Personal loans of the week
While less flexible than credit cards, personal loans allow you to borrow, repaying a set each month for a fixed period of time. Rates are near historic lows, and can be much cheaper than 0% credit card deals for some borrowers.
The interest rate you’ll pay depends on how much you borrow and how creditworthy you are in the eyes of lenders. Typically the cheapest loans are for people borrowing between £5,000 and £15,000, though prices vary from bank to bank (or between building societies, motor manufacturers and peer to peer lenders, which all offer personal loans).
Remember advertised APRs are ‘representative', which means lenders only have to offer the advertised rate to 51% of successful applicants. People with poorer credit scores might be rejected or offered a loan at a higher rate.
Here’s a round-up of the week’s best headline rates.
£2,500 over two years
Metro Bank has the cheapest short-term loan at 5.9% APR representative, but borrowers must be existing customers. Borrowing £2,500 over two years costs £110.69 a month and borrowers will repay £2,656.53 in total.
If you’re not a Metro Bank customer, the best deal comes from Ratesetter. It charges 7.2% APR for a £2,500 loan over two years. Repayments are £112.16 a month, and the overall interest due is £191.80. Hitachi charges no fees if you want to repay the loan early.
£7,500 over three years
Sainsbury’s Bank recently cut its interest rates to a record-low 3.1% APR, but only for borrowers with a Nectar Card. This has since been matched by Swedish lender Ikano, who will offer the same terms to anyone, providing their credit score is strong enough. The Ikano deal is also available on any of its repayment terms, while Sainsbury’s Bank charges a (slightly) higher 3.2% for people who want to repay over more than three years.
On a three-year term 3.1% APR deal will cost £218.44 per month, including £375.75 interest over the life of the deal. Both lenders charge up to 58 days’ interest to settle the loan early.
TSB and Cahoot (a brand of Santander) both lend at 3.2% APR to anyone who meets the credit criteria. Cahoot charges 30 days interest to settle the loan early, while TSB charges 58 days’. That’ll cost £218.77 per month, and £376 in interest over the life of the loan.
£20,000 over five years
Larger loan rates are also tumbling down. Cahoot will charge 3.2% APR representative to people borrowing £20,000 over five years. That’ll cost £361.15 per month and £1,669 over the life of the loan. You’ll be charged 30 days’ interest to settle the loan early.
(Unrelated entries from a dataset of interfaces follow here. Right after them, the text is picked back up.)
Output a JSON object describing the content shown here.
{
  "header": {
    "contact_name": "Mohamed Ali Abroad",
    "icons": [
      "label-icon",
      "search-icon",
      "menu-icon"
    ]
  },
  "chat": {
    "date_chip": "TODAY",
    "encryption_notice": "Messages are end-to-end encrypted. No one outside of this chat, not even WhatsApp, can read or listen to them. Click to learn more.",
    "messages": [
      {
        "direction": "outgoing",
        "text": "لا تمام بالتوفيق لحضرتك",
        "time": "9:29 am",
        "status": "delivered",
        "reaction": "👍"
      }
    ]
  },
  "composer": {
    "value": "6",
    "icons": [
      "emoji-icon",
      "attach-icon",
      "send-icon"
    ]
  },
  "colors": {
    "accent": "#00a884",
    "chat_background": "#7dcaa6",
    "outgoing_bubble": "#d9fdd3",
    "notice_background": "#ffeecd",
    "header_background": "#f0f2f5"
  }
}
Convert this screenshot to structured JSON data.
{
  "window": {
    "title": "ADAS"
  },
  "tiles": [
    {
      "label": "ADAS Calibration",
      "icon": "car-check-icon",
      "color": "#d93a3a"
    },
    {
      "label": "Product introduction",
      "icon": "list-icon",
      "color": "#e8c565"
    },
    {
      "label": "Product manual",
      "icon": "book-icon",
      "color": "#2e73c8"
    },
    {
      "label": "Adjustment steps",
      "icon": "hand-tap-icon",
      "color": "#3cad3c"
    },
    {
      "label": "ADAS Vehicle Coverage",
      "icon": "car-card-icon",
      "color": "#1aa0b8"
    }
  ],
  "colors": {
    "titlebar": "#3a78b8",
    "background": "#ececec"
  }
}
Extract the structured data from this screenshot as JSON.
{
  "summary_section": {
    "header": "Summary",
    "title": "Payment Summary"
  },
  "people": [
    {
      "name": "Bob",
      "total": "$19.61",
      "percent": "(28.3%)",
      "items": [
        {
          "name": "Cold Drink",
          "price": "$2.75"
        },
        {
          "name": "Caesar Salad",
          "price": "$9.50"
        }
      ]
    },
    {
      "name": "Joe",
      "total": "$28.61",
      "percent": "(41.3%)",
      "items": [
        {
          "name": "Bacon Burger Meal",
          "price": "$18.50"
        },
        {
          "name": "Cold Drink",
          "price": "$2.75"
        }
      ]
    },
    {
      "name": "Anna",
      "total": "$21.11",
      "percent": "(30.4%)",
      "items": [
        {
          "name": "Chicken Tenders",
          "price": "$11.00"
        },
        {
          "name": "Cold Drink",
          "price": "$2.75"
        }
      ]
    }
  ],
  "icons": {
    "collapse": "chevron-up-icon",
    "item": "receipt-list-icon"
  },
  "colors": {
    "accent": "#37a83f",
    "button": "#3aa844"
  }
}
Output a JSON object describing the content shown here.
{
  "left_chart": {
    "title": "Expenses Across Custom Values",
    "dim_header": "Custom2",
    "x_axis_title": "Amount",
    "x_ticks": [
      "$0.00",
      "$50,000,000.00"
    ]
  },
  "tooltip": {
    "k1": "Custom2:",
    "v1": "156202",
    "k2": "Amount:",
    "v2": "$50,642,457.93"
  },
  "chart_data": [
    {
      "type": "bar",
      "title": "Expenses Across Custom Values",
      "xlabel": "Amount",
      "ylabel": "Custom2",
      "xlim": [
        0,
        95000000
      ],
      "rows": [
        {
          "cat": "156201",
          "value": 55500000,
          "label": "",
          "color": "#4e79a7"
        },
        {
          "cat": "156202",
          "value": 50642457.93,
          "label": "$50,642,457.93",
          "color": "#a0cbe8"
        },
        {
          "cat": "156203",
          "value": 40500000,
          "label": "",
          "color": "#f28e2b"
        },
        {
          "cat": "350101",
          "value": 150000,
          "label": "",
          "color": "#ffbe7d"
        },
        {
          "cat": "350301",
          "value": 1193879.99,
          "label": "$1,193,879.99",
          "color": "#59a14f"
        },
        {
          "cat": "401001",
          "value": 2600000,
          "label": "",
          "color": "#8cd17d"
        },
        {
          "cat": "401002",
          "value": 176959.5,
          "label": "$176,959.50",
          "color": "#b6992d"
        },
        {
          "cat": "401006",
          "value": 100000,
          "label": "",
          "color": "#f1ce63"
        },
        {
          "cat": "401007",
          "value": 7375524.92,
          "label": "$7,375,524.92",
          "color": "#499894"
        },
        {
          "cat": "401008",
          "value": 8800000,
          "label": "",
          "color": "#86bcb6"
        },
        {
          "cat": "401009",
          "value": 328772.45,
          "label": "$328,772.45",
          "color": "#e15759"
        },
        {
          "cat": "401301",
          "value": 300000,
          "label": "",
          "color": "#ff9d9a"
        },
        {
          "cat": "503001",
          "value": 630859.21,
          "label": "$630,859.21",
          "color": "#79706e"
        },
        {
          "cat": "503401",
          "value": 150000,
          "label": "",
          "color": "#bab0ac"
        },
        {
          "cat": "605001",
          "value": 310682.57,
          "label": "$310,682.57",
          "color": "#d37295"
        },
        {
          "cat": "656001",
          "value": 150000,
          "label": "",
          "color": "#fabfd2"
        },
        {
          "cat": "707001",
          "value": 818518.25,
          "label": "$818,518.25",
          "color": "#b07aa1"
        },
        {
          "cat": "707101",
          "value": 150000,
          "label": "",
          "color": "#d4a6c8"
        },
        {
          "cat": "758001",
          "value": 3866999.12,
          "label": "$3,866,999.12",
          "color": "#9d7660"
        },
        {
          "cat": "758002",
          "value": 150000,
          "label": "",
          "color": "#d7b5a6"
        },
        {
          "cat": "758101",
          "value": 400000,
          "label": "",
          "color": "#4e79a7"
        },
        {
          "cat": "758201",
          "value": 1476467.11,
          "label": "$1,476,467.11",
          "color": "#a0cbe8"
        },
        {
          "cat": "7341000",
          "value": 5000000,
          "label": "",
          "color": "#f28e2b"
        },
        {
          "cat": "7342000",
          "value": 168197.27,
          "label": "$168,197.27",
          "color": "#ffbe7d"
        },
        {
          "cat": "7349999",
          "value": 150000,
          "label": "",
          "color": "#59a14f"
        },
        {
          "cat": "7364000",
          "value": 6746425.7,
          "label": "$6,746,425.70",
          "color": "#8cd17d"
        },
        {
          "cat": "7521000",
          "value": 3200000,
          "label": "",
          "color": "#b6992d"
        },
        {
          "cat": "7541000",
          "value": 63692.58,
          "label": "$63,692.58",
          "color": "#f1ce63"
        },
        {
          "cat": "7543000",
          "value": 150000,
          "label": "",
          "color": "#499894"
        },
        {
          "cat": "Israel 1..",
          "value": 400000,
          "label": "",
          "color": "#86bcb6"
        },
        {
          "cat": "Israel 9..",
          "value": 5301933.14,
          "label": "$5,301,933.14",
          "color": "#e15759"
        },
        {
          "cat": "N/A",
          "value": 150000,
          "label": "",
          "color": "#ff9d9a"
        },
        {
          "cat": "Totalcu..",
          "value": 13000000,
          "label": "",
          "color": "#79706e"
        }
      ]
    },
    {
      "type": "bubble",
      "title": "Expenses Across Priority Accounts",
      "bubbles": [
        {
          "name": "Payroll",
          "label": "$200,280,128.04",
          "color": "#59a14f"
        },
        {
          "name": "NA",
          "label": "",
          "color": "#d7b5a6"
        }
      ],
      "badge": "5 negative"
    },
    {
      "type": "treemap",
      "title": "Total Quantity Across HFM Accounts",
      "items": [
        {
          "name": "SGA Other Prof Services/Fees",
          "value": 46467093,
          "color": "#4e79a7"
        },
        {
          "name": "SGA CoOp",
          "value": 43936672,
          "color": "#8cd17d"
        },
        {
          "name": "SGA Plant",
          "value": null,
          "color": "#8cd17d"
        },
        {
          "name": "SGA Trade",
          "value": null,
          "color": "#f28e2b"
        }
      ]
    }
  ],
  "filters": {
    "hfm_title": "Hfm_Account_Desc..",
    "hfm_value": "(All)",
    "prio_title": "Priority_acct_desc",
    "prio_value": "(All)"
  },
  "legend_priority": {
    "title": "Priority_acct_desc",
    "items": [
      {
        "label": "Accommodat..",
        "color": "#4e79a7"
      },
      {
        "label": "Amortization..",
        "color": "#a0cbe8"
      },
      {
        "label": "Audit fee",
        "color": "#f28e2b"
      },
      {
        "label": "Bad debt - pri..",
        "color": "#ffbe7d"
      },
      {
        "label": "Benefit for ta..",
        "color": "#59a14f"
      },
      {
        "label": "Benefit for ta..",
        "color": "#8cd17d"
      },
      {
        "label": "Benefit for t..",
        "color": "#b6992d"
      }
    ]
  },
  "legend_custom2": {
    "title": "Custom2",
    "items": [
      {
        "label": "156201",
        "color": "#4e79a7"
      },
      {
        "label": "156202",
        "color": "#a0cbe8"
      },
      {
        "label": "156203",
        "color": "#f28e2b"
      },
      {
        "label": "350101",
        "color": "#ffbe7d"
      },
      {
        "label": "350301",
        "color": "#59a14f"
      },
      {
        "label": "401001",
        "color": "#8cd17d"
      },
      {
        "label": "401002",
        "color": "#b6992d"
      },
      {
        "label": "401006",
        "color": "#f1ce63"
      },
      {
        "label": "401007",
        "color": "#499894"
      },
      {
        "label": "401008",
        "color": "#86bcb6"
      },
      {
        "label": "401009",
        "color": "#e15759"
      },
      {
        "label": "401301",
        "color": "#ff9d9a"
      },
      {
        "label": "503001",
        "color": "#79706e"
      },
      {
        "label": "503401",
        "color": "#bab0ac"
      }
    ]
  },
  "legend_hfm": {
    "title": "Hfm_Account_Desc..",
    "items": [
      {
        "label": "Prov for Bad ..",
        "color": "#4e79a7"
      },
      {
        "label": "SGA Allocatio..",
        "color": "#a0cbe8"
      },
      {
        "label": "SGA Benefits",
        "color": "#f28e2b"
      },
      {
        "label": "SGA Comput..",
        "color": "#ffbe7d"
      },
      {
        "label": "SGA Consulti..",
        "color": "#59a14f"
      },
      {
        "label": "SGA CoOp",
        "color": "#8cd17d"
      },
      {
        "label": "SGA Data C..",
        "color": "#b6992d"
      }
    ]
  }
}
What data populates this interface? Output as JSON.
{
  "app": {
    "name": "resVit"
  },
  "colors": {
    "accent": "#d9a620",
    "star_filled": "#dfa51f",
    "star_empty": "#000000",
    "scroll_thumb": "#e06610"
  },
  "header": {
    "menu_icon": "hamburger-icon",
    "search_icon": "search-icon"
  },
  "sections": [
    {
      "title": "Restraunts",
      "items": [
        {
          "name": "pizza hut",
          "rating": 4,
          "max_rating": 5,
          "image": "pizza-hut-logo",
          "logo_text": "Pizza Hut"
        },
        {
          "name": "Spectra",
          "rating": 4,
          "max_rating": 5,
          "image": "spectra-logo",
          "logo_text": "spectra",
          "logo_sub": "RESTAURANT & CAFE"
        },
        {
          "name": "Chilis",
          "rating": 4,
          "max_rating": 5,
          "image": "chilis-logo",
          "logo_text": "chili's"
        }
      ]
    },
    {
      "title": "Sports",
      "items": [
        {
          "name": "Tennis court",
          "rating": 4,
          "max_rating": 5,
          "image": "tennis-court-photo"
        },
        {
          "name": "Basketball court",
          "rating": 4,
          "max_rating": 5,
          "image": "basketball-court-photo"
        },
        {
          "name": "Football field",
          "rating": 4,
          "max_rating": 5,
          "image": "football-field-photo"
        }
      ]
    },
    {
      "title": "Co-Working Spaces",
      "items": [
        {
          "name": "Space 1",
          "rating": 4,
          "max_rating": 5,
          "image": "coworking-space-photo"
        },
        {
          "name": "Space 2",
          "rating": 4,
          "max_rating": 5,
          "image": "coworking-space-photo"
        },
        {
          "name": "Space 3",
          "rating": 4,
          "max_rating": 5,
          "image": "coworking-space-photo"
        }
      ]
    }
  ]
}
HSBC charges a slightly higher 3.3% for customers holding a graduate or Premier account. That’ll cost £362.05 per month and a total of £1,722 over the life of the loan. It also has a 30 day interest early settlement charge.
Your credit score is a three-digit number (ranging from a low of 300 to a high of 850) calculated from the information in your credit report. Your credit score enables lenders to determine how much of a credit risk you are. Basically, a low credit score indicates you present a higher risk of defaulting on your debt obligations than someone with a high score. If you have a low credit score, any products you successfully apply for will carry a higher rate of interest commensurate with this risk.
Used by the holder to buy goods and services, credit cards also have a monthly or annual spending limit, which may be raised or lowered depending on the creditworthiness of the cardholder. But unlike charge cards, borrowers aren’t forced to pay the balance off in full every month and, as long as they make a stated minimum payment, can carry a balance from one month to the next, generating compound interest. As the issuing company is effectively giving you a short-term loan, most credit cards have variable and relatively high interest rates. Allowing the interest to compound for too long may result in dire financial straits.
This is used to compare interest rates for borrowing. It is the total (or “gross”) interest you’ll pay over the life of a loan, including charges and fees. For credit cards where interest is charged at more frequent intervals, the APR includes a “compounding” effect (paying interest on interest). So for a credit card charging 2% interest a month (equating to 24% a year), the APR would actually be 26.82%.